SUPPLIED MATERIAL Block Start
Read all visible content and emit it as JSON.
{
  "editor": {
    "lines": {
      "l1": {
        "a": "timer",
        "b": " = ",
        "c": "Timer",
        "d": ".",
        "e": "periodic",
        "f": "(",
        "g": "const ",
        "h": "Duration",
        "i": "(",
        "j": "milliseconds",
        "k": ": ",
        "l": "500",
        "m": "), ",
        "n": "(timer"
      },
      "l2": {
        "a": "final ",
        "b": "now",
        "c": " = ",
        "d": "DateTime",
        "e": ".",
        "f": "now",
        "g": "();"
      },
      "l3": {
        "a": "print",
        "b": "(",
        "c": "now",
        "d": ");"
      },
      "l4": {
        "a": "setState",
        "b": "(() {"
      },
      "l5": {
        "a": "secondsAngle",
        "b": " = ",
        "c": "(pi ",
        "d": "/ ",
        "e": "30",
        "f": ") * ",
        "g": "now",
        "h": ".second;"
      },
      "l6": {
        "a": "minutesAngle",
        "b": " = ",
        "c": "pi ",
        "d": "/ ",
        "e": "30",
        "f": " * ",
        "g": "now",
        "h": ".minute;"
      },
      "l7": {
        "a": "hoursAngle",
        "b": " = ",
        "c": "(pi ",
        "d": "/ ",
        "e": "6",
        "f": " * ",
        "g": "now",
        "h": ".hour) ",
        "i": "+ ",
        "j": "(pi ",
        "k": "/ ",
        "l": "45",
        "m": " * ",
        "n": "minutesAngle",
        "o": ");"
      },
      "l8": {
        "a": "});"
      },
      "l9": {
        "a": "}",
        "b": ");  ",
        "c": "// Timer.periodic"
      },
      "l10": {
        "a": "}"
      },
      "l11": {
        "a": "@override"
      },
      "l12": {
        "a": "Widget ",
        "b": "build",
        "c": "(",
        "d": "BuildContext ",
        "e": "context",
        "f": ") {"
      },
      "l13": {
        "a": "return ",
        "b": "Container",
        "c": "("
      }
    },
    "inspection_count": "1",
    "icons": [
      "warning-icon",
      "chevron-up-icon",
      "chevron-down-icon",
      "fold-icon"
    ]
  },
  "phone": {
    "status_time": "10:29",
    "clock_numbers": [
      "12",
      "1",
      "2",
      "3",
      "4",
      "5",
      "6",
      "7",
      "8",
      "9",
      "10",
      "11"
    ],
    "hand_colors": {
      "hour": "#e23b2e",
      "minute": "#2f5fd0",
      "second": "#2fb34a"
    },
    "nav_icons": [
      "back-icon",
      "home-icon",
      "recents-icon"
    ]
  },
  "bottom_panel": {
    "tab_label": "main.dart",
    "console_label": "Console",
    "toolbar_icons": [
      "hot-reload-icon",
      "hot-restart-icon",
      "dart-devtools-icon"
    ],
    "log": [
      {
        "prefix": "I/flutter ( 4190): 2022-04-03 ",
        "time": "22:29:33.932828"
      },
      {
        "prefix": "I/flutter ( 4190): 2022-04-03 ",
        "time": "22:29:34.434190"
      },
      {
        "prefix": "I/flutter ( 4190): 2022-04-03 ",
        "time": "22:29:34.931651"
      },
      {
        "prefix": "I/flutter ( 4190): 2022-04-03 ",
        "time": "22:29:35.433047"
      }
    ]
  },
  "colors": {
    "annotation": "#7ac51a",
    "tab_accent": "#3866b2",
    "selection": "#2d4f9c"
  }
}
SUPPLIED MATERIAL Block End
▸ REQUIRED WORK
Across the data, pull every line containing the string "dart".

▸ RESPONSE BOX
    "tab_label": "main.dart",
      "dart-devtools-icon"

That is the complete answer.